The median is far lower than the mean. This indicates that some of the countries had a very high number of TB deaths in 2013, pushing the value of the mean up.
Everything else being equal, a country with a large population can be expected to have a larger number of deaths - from all causes including TB - than a smaller country. To allow for this we calculate the rate of TB deaths in each country per 100,000 head of population.
populationColumn = data['Population (1000s)'] data['TB deaths (per 100,000)'] = tbColumn * 100 / populationColumn data.sort('TB deaths (per 100,000)')
|Country||Population (1000s)||TB deaths||TB deaths (per 100,000)|
|185||United States of America||320051||490.00||0.153101|
|131||Papua New Guinea||7321||2400.00||32.782407|
|33||Central African Republic||4616||2200.00||47.660312|
|92||Lao People's Democratic Republic||6770||3600.00||53.175775|
|47||Democratic Republic of the Congo||67514||46000.00||68.134017|
194 rows × 4 columns
tbDRColumn = data['TB deaths (per 100,000)'] tbDRMean=tbDRColumn.mean() tbDRMean

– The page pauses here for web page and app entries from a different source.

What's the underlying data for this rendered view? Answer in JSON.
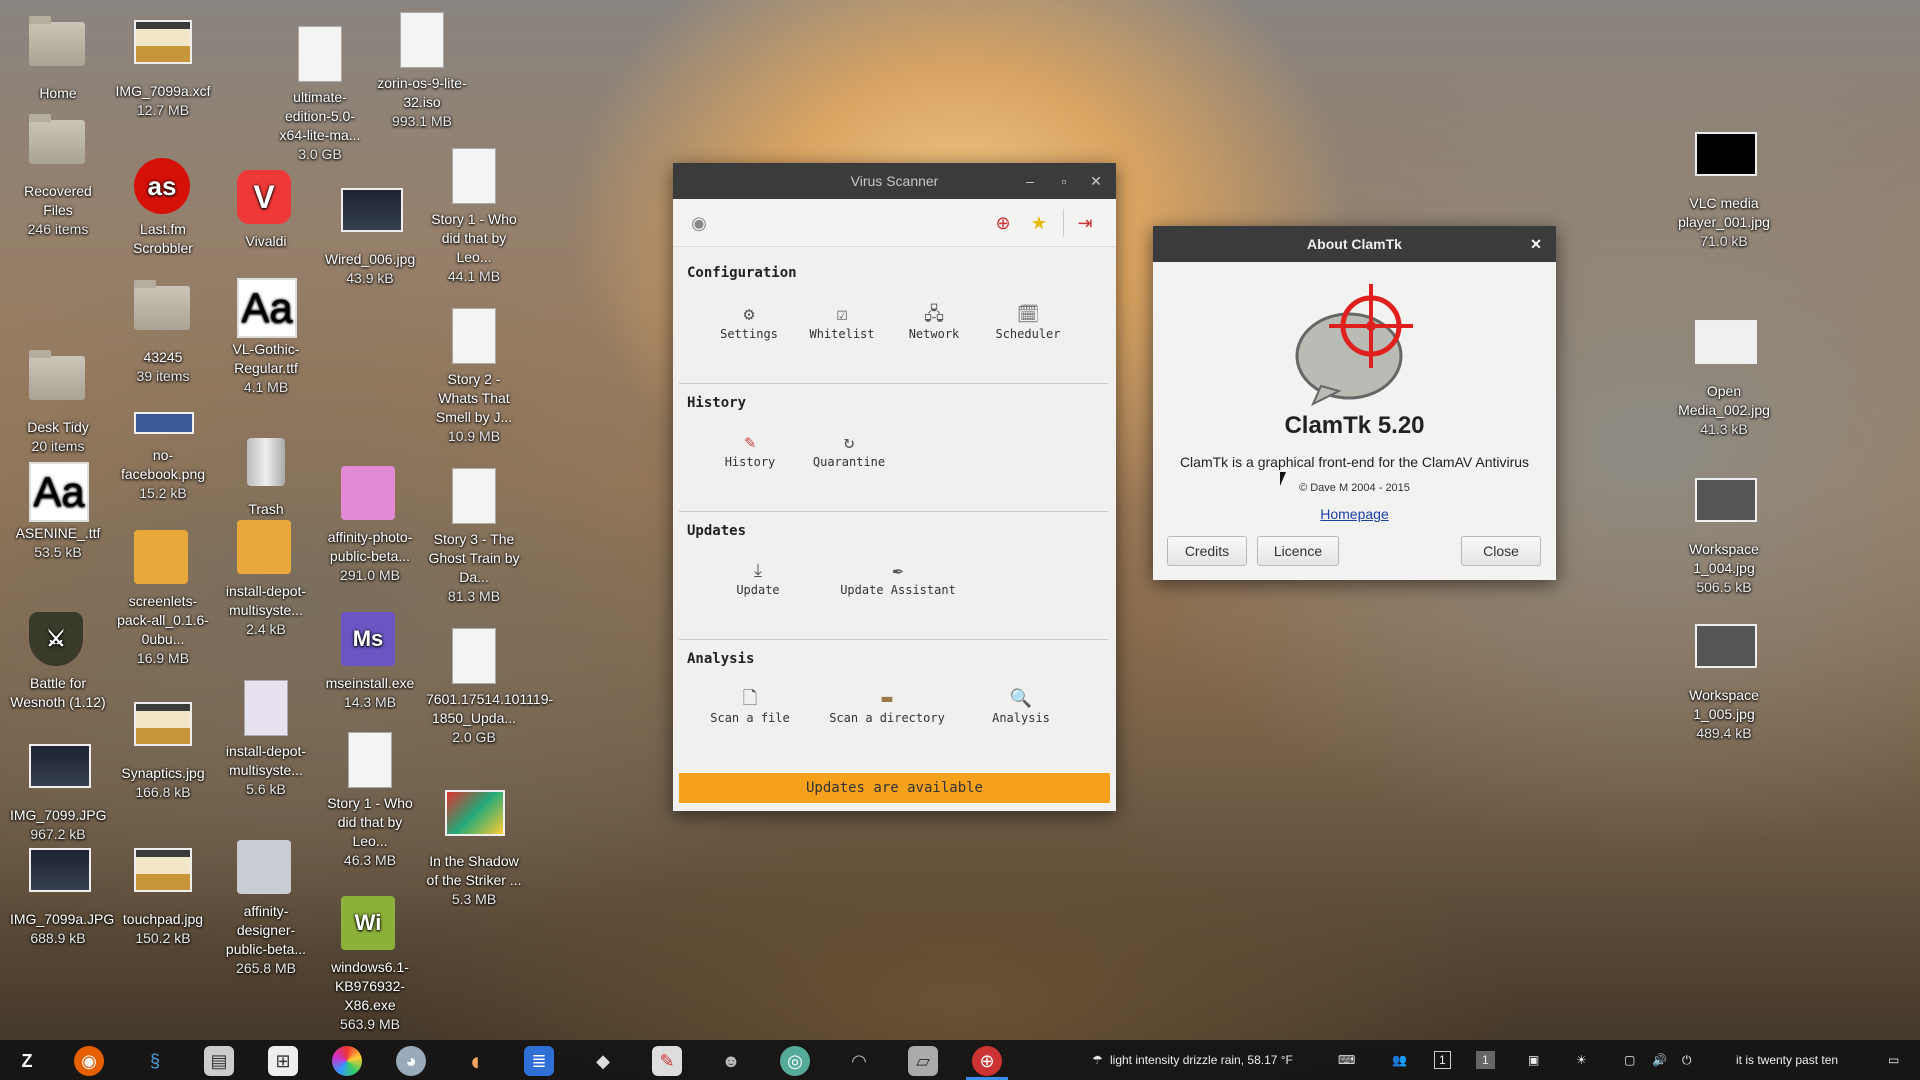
{
  "desktop": {
    "icons": [
      {
        "name": "Home",
        "size": ""
      },
      {
        "name": "Recovered Files",
        "size": "246 items"
      },
      {
        "name": "Desk Tidy",
        "size": "20 items"
      },
      {
        "name": "ASENINE_.ttf",
        "size": "53.5 kB"
      },
      {
        "name": "Battle for Wesnoth (1.12)",
        "size": ""
      },
      {
        "name": "IMG_7099.JPG",
        "size": "967.2 kB"
      },
      {
        "name": "IMG_7099a.JPG",
        "size": "688.9 kB"
      },
      {
        "name": "IMG_7099a.xcf",
        "size": "12.7 MB"
      },
      {
        "name": "Last.fm Scrobbler",
        "size": ""
      },
      {
        "name": "43245",
        "size": "39 items"
      },
      {
        "name": "no-facebook.png",
        "size": "15.2 kB"
      },
      {
        "name": "screenlets-pack-all_0.1.6-0ubu...",
        "size": "16.9 MB"
      },
      {
        "name": "Synaptics.jpg",
        "size": "166.8 kB"
      },
      {
        "name": "touchpad.jpg",
        "size": "150.2 kB"
      },
      {
        "name": "Vivaldi",
        "size": ""
      },
      {
        "name": "VL-Gothic-Regular.ttf",
        "size": "4.1 MB"
      },
      {
        "name": "Trash",
        "size": ""
      },
      {
        "name": "install-depot-multisyste...",
        "size": "2.4 kB"
      },
      {
        "name": "install-depot-multisyste...",
        "size": "5.6 kB"
      },
      {
        "name": "affinity-designer-public-beta...",
        "size": "265.8 MB"
      },
      {
        "name": "ultimate-edition-5.0-x64-lite-ma...",
        "size": "3.0 GB"
      },
      {
        "name": "Wired_006.jpg",
        "size": "43.9 kB"
      },
      {
        "name": "affinity-photo-public-beta...",
        "size": "291.0 MB"
      },
      {
        "name": "mseinstall.exe",
        "size": "14.3 MB"
      },
      {
        "name": "Story 1 - Who did that by Leo...",
        "size": "46.3 MB"
      },
      {
        "name": "windows6.1-KB976932-X86.exe",
        "size": "563.9 MB"
      },
      {
        "name": "zorin-os-9-lite-32.iso",
        "size": "993.1 MB"
      },
      {
        "name": "Story 1 - Who did that by Leo...",
        "size": "44.1 MB"
      },
      {
        "name": "Story 2 - Whats That Smell by J...",
        "size": "10.9 MB"
      },
      {
        "name": "Story 3 - The Ghost Train by Da...",
        "size": "81.3 MB"
      },
      {
        "name": "7601.17514.101119-1850_Upda...",
        "size": "2.0 GB"
      },
      {
        "name": "In the Shadow of the Striker ...",
        "size": "5.3 MB"
      },
      {
        "name": "VLC media player_001.jpg",
        "size": "71.0 kB"
      },
      {
        "name": "Open Media_002.jpg",
        "size": "41.3 kB"
      },
      {
        "name": "Workspace 1_004.jpg",
        "size": "506.5 kB"
      },
      {
        "name": "Workspace 1_005.jpg",
        "size": "489.4 kB"
      }
    ]
  },
  "scanner": {
    "title": "Virus Scanner",
    "sections": {
      "configuration": {
        "title": "Configuration",
        "items": [
          "Settings",
          "Whitelist",
          "Network",
          "Scheduler"
        ]
      },
      "history": {
        "title": "History",
        "items": [
          "History",
          "Quarantine"
        ]
      },
      "updates": {
        "title": "Updates",
        "items": [
          "Update",
          "Update Assistant"
        ]
      },
      "analysis": {
        "title": "Analysis",
        "items": [
          "Scan a file",
          "Scan a directory",
          "Analysis"
        ]
      }
    },
    "status": "Updates are available"
  },
  "about": {
    "title": "About ClamTk",
    "app_name": "ClamTk 5.20",
    "description": "ClamTk is a graphical front-end for the ClamAV Antivirus",
    "copyright": "© Dave M 2004 - 2015",
    "homepage": "Homepage",
    "credits": "Credits",
    "licence": "Licence",
    "close": "Close"
  },
  "taskbar": {
    "weather": "light intensity drizzle rain, 58.17 °F",
    "workspace_1": "1",
    "workspace_2": "1",
    "clock": "it is twenty past ten"
  },
  "colors": {
    "status_bar": "#f5a11c",
    "titlebar": "#3a3b3d",
    "clamtk_red": "#e0201e"
  }
}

tbDRColumn = data['TB deaths (per 100,000)'] tbDRMedian=tbDRColumn.median() tbDRMedian
When viewed on a per head-of-population basis it is clear that TB is primarily a disease of developing countries in Africa and South East Asia. Broadly speaking the worst afflicted countries are those still emerging from a history of exploitation, colonisation, poor governance and armed conflict. They are among the poorest countries in the world and their citizens can expect little in the way of government services. Effective health care for patients with TB is essential to halt the spread of the disease within communities.

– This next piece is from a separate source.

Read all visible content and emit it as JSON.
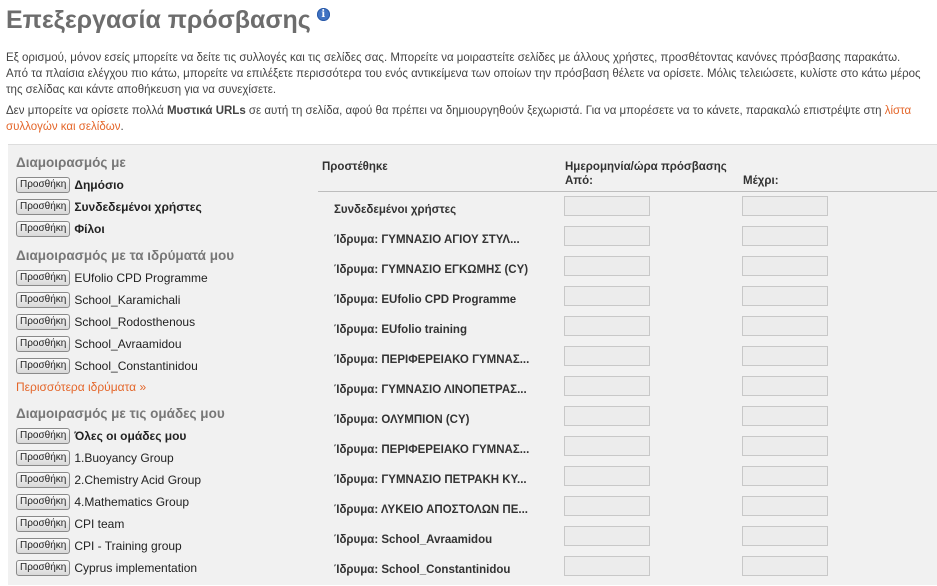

The countries where TB is least prevalent are those of Western Europe and the Anglosphere, which are among the richest countries in the world, where public order prevails and where standards of housing and health care are high.
There are some cases that do not fit this generalisation. Cuba, for example, has both a colonial past and a history of conflict arising from that. Its people are very poor but its government has been effective in providing basic services such as education and health. TB is less of a problem in Cuba than in some European countries.
This pattern suggests further lines of enquiry about the conditions which contribute to the spread of TB and the strategies for stopping it. A further study could take into account other relevant variables, such as GDP, family income, education levels and health service provision.